We can see another perfect example of juxtaposition in Dylan Thomas’ villanelle that you might remember from the 2014 sci-fi epic Interstellar, ‘Do Not Go Gentle into that Good Night:’‘Do not go gentle into that good night,Old age should burn and rave at close of day;Rage, rage against the dying of the light.Though wise men at their end know dark is right,Because their words had forked no lightning theyDo not go gentle into that good night.Good men, the last wave by, crying how brightTheir frail deeds might have danced in a green bay,Rage, rage against the dying of the light.Wild men who caught and sang the sun in flight,And learn, too late, they grieved it on its way,Do not go gentle into that good night.Grave men, near death, who see with blinding sightBlind eyes could blaze like meteors and be gay,Rage, rage against the dying of the light.
And you, my father, there on the sad height,Curse, bless, me now with your fierce tears, I pray.Do not go gentle into that good night.Rage, rage against the dying of the light.
‘We often think of weakness and frailty when we think of someone who is close to death, yet the speaker in this poem calls upon his father’s manhood and virility even to fight for life and put off death as long as possible. This is a juxtaposition because it places the action of rage and struggle against the action of lying down for death.Poets can also use juxtaposition to pack a punch with their raw images. Let’s check out how Patricia Smith explores the subjects of coming of age and discrimination in the poem, ‘What It’s Like to Be a Black Girl (For Those of You Who Aren’t):’first of all, it’s being 9 years old andfeeling like you’re not finished, like youredges are wild, like there’s something,everything, wrong, it’s dropping food coloringin your eyes to make them blue and sufferingtheir burn in silence. It’s popping a bleachedwhite mophead over the kinks of your hair andprimping in front of mirrors that deny yourreflection. It’s finding a space between yourlegs, a disturbance at your chest, and not knowingwhat to do with the whistles, it’s jumpingdouble dutch until your legs pop, it’s sweatand vaseline and bullets, it’s growing tall andwearing a lot of white, it’s smelling blood inyour breakfast, it’s learning to say fuck withgrace but learning to fuck without it, it’sflame and fists and life according to Motown,it’s finally having a man reach out for youthen caving inaround his fingers.
In this poem, the speaker essentially grows up before our eyes. Smith infers a rough and dangerous environment, but the juxtaposition that is particularly striking is the bodily changes the speaker experiences (‘It’s finding a space between your/legs, a disturbance at your chest’) combined with the violence of her still child-like play (‘it’s jumping double dutch until your legs pop’). We get the impression that this is all a spinning top that’s about to drop to the floor. What propels us forward in our reading is the startling contrasts.
One of the primary tropes, or figures of speech, in literature is an oxymoron, which combines contradictory terms, such as ‘cruel kindness’ or ‘burning ice.’ While not every example of juxtaposition is an oxymoron, it is common for it to be. For instance, we might encounter a villain in a story who likes to crochet or who sends cookies to his grandmother every Saturday in the post.

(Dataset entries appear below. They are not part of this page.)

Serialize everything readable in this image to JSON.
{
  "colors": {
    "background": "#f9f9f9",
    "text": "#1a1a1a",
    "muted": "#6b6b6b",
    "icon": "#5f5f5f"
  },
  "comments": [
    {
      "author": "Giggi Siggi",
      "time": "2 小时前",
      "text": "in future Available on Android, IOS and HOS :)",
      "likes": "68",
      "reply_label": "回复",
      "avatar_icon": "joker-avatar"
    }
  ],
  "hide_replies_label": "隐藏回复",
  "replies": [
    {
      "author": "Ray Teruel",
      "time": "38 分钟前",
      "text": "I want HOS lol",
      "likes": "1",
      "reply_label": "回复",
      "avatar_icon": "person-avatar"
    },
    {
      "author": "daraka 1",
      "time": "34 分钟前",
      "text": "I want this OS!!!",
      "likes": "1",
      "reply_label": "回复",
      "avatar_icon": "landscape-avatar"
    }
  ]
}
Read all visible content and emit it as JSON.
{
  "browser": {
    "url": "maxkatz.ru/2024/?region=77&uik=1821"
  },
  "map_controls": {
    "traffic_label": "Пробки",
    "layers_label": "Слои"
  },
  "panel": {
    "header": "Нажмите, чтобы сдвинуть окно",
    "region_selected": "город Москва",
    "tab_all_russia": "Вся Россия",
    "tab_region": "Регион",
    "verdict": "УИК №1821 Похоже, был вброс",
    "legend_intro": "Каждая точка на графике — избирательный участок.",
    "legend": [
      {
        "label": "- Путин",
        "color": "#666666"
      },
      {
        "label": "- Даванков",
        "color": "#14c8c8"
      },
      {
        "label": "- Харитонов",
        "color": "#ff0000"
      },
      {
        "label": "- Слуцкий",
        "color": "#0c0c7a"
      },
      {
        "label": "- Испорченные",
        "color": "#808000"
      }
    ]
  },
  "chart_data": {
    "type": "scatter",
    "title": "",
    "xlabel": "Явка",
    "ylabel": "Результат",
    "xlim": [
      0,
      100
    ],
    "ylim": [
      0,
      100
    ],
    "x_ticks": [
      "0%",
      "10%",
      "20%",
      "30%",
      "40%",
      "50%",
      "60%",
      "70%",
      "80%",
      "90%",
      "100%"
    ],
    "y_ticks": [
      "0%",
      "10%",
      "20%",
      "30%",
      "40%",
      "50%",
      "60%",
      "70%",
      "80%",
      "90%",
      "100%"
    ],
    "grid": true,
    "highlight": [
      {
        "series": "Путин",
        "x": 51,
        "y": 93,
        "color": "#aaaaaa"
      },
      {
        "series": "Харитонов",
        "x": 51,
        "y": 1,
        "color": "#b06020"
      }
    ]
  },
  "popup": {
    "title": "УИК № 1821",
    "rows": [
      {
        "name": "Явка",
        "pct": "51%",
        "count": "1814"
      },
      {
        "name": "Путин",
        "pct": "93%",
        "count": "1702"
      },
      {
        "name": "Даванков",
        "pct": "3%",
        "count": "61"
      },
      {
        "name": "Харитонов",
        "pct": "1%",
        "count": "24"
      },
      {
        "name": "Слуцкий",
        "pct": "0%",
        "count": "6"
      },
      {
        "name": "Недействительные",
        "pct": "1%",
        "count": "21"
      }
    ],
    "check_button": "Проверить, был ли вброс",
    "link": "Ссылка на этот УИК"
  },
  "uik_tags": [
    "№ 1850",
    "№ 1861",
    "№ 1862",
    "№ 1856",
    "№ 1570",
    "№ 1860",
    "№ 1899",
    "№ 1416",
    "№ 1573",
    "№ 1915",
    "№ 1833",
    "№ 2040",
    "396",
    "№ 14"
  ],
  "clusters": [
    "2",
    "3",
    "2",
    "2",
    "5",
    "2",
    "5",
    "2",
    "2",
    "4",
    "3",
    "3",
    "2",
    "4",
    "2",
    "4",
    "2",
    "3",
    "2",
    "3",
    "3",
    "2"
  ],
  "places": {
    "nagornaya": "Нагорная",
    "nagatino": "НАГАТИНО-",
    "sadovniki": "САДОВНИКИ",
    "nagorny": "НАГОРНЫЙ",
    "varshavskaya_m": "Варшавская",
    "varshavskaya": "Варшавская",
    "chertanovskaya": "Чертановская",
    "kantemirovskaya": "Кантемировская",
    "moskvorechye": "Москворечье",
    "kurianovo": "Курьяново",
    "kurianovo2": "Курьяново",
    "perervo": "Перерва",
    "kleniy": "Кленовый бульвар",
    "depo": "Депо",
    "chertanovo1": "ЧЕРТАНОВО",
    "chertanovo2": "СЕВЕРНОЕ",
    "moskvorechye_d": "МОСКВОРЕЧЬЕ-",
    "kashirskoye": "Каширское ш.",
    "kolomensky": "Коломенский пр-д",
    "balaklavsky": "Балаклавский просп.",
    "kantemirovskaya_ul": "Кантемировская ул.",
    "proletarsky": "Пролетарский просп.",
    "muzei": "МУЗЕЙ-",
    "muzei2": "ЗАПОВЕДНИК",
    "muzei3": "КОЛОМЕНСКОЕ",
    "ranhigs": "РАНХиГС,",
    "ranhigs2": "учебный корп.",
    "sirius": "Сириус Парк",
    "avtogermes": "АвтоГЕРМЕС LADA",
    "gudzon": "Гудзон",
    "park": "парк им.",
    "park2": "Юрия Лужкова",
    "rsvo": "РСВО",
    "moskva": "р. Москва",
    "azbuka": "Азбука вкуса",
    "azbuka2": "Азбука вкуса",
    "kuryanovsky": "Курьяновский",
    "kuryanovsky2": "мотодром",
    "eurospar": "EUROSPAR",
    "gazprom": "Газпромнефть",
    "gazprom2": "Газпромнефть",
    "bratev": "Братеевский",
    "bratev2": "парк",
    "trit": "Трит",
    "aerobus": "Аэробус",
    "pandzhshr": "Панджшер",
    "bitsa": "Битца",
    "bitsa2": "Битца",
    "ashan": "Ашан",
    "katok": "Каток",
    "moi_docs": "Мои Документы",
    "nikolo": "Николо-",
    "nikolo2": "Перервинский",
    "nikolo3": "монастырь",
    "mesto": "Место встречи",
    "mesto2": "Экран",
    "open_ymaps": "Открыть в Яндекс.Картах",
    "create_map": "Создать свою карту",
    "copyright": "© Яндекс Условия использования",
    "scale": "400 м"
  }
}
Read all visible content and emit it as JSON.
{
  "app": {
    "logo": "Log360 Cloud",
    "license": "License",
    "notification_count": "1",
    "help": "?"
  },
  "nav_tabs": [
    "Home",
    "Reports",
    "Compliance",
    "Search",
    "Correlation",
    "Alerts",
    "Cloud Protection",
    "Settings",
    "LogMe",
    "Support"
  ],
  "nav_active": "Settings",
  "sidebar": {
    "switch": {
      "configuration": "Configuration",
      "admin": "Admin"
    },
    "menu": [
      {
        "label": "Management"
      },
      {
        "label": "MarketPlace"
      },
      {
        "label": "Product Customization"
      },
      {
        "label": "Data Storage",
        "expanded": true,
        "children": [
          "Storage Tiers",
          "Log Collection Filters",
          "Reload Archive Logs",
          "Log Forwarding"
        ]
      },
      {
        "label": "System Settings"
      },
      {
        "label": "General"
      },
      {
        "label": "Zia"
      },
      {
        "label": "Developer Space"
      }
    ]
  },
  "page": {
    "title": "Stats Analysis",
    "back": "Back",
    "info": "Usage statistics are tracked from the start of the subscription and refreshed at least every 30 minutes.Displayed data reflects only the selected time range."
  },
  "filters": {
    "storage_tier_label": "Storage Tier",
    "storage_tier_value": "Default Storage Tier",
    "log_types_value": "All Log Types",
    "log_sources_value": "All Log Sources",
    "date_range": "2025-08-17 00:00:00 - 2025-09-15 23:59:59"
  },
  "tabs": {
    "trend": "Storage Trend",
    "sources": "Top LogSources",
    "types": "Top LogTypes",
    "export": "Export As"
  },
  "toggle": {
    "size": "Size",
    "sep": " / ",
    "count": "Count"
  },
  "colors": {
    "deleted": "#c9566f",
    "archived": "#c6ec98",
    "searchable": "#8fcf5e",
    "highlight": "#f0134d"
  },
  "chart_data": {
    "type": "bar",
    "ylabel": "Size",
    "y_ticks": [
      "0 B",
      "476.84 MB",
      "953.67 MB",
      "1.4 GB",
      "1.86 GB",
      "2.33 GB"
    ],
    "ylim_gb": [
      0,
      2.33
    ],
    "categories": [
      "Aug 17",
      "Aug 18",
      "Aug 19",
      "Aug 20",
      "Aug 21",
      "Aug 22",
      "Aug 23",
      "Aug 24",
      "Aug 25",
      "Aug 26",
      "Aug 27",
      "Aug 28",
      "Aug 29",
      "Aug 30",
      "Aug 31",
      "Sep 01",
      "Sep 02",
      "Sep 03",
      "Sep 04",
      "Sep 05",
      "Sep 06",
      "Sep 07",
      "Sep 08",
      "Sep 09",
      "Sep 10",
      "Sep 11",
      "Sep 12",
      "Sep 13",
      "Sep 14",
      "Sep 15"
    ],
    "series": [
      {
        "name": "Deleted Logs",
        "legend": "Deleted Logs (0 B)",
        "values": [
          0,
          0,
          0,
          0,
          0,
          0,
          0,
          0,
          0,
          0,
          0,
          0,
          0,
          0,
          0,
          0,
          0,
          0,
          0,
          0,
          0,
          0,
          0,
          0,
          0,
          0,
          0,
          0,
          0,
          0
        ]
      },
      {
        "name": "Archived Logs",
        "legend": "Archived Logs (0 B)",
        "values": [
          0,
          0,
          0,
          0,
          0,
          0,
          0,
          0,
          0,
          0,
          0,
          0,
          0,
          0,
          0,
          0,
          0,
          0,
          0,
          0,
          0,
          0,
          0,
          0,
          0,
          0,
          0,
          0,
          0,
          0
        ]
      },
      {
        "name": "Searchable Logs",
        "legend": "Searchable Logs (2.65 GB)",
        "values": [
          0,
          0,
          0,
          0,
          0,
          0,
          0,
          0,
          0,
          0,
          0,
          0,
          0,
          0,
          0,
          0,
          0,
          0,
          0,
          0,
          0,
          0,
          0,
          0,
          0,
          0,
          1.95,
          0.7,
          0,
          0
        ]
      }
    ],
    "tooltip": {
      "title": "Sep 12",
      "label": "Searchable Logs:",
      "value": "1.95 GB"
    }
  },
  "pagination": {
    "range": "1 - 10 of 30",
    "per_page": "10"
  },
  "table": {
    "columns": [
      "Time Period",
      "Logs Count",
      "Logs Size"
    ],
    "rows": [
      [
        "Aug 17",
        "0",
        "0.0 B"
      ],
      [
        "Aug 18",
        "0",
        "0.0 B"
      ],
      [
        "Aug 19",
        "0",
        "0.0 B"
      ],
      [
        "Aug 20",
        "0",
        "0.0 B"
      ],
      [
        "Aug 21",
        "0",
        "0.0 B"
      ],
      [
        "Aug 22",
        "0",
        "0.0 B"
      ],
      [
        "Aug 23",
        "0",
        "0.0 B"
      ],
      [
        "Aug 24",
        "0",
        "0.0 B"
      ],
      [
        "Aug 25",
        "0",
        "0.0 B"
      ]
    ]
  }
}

Juxtaposition is a literary technique that writers use to surprise and intrigue their readers by forcing comparison between two different things when they are placed side by side. It’s a device that often controls the pacing of a poem, the vividness of a given image, and the connection between diverse abstract concepts.